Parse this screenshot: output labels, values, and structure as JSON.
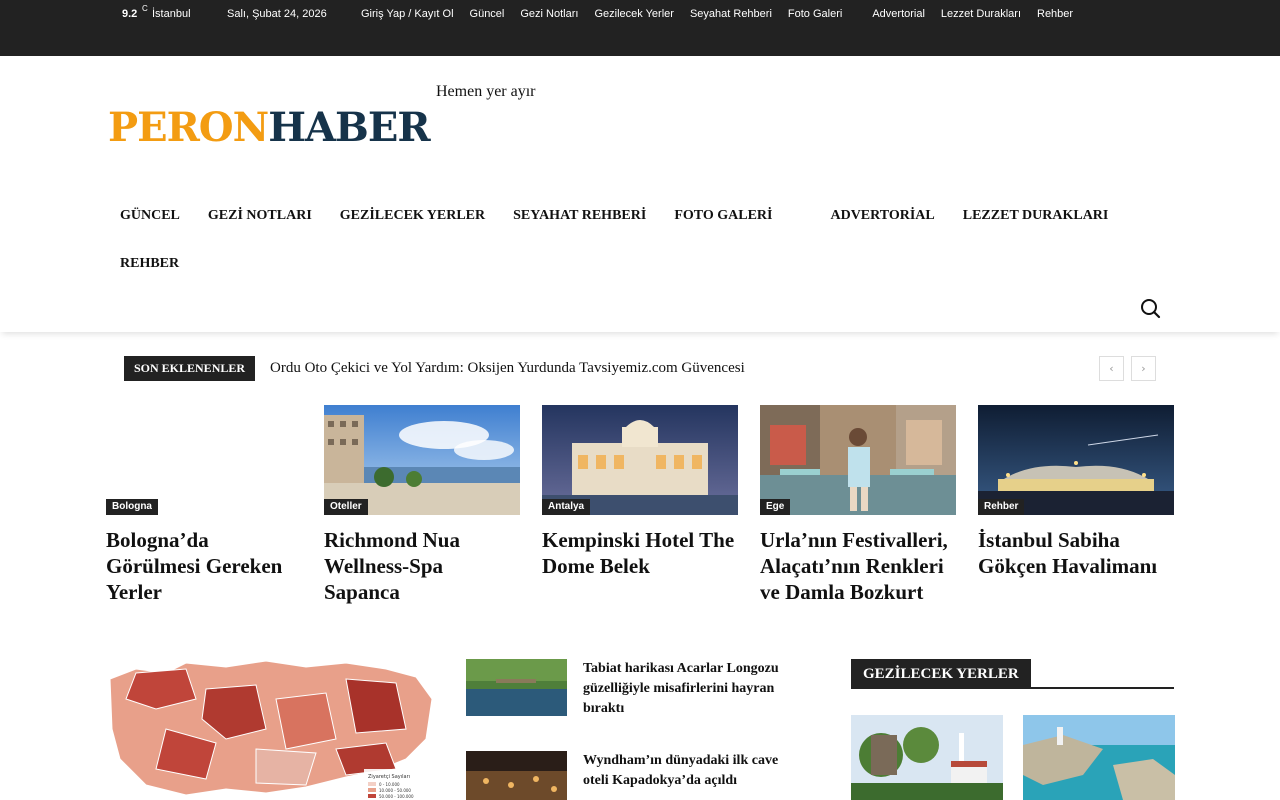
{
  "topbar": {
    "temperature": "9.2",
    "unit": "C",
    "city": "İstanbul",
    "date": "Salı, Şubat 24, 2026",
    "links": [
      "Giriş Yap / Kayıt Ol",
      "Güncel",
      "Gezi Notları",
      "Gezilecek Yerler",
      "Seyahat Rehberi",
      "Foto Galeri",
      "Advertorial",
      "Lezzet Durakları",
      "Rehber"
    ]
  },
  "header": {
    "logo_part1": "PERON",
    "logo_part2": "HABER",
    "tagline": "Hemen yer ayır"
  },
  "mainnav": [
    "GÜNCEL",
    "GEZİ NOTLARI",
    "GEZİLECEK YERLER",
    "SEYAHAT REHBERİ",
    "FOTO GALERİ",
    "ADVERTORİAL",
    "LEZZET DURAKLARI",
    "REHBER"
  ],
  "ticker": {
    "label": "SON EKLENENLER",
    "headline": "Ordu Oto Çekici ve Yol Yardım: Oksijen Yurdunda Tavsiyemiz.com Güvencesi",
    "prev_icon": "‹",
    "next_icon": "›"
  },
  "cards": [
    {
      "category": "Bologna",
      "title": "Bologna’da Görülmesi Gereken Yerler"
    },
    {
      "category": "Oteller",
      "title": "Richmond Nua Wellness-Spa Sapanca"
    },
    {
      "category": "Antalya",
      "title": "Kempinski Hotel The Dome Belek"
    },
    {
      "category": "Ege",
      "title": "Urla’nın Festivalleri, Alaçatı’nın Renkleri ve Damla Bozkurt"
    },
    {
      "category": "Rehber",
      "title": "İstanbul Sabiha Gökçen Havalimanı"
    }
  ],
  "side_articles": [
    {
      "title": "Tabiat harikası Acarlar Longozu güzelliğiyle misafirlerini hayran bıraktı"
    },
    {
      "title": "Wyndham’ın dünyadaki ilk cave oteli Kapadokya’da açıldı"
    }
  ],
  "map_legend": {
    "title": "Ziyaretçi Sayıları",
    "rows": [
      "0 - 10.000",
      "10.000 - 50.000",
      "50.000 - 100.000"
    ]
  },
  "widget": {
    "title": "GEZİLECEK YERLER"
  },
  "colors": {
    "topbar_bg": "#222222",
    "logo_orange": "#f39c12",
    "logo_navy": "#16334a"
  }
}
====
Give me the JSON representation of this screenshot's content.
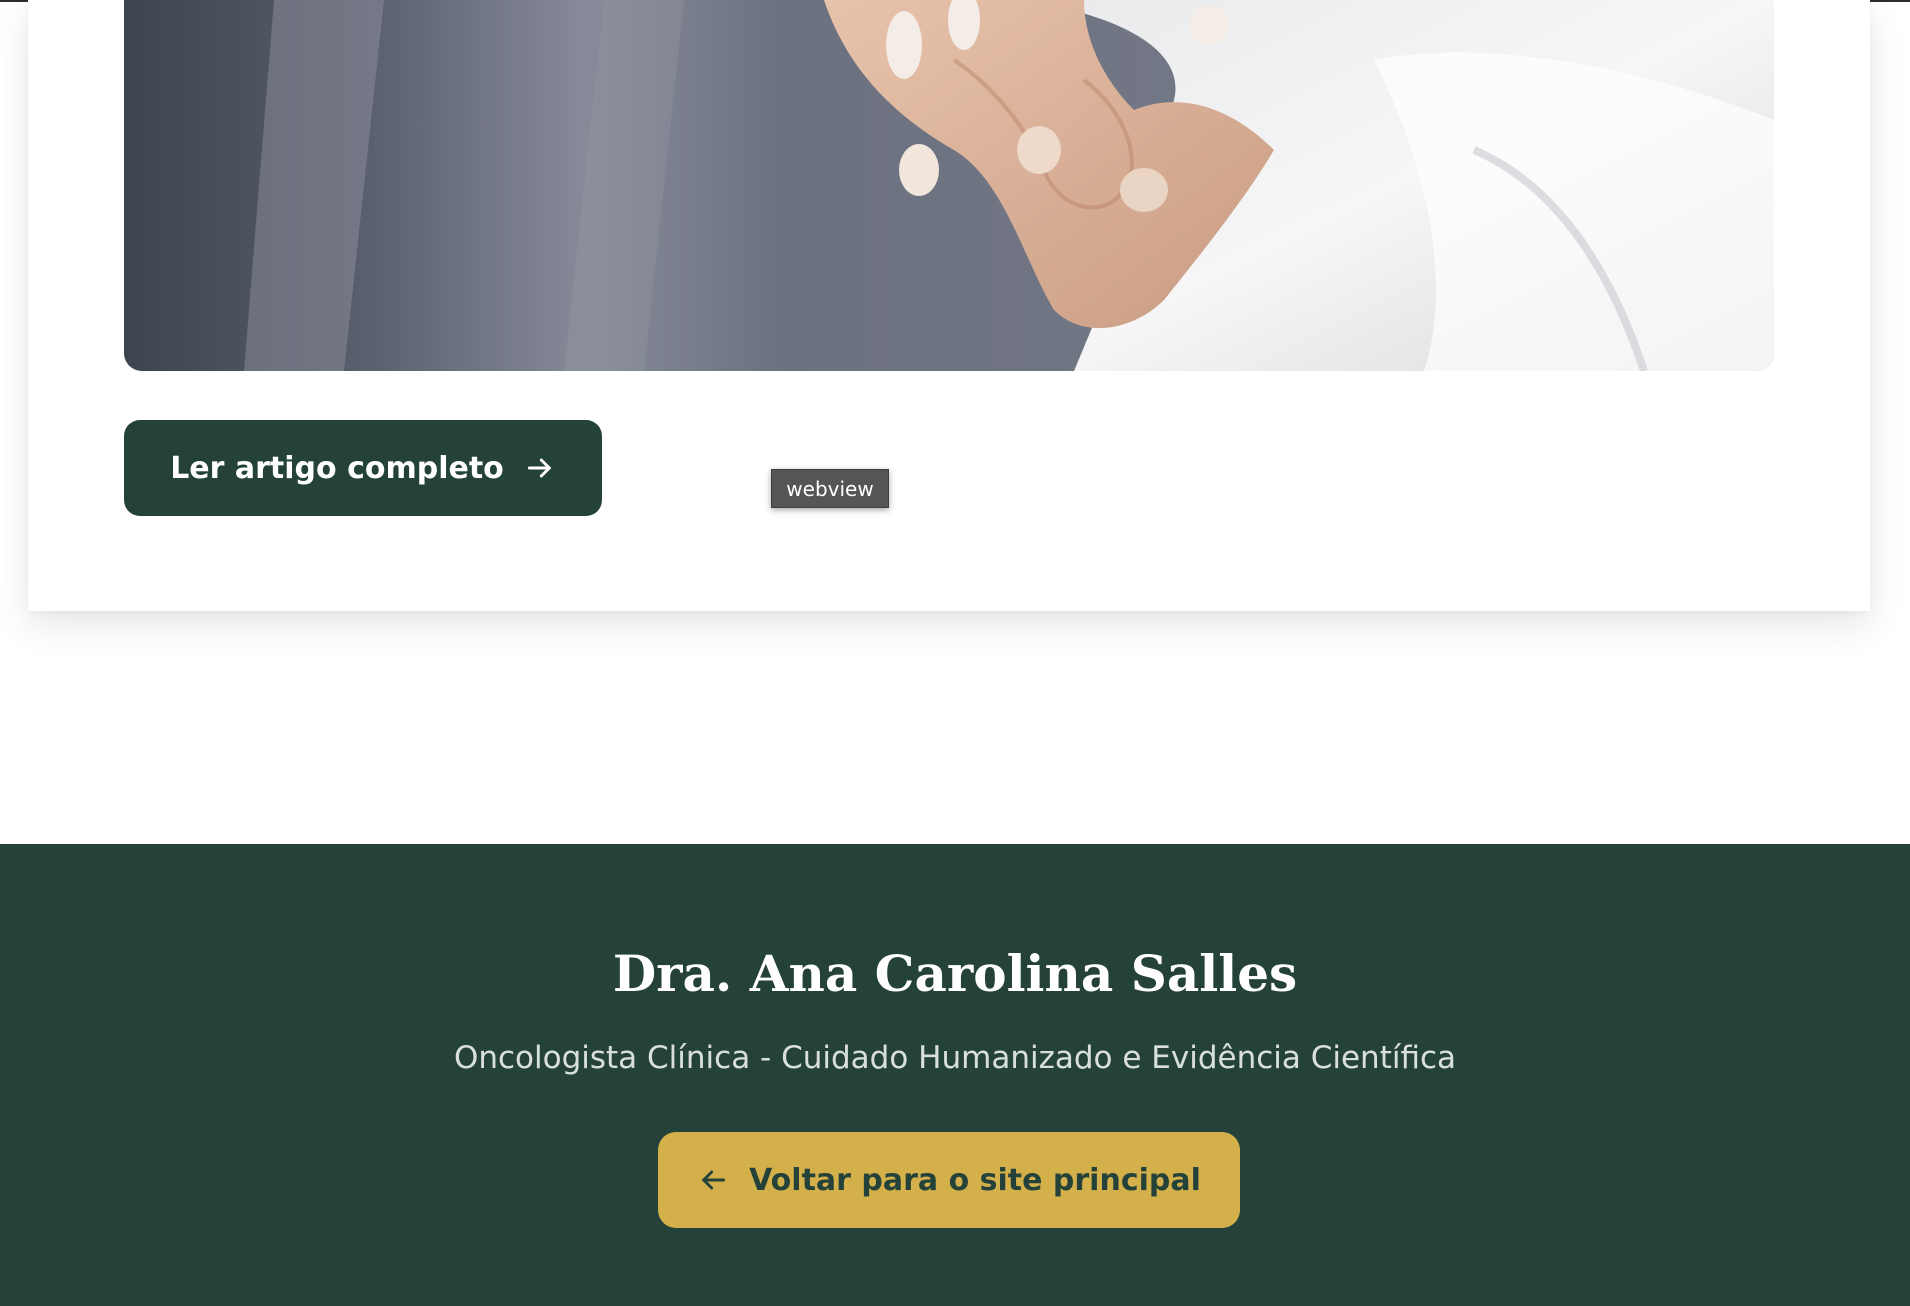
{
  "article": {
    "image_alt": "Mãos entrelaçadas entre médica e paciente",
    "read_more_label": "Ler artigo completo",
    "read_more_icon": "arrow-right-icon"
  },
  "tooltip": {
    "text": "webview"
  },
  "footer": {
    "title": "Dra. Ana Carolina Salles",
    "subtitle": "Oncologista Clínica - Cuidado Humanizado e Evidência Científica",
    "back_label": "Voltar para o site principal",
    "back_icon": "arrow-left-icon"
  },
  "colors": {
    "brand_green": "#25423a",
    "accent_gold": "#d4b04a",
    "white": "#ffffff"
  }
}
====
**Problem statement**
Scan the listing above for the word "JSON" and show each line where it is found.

**Answer to this task**
Parse this screenshot: output labels, values, and structure as JSON.
Give me the JSON representation of this screenshot's content.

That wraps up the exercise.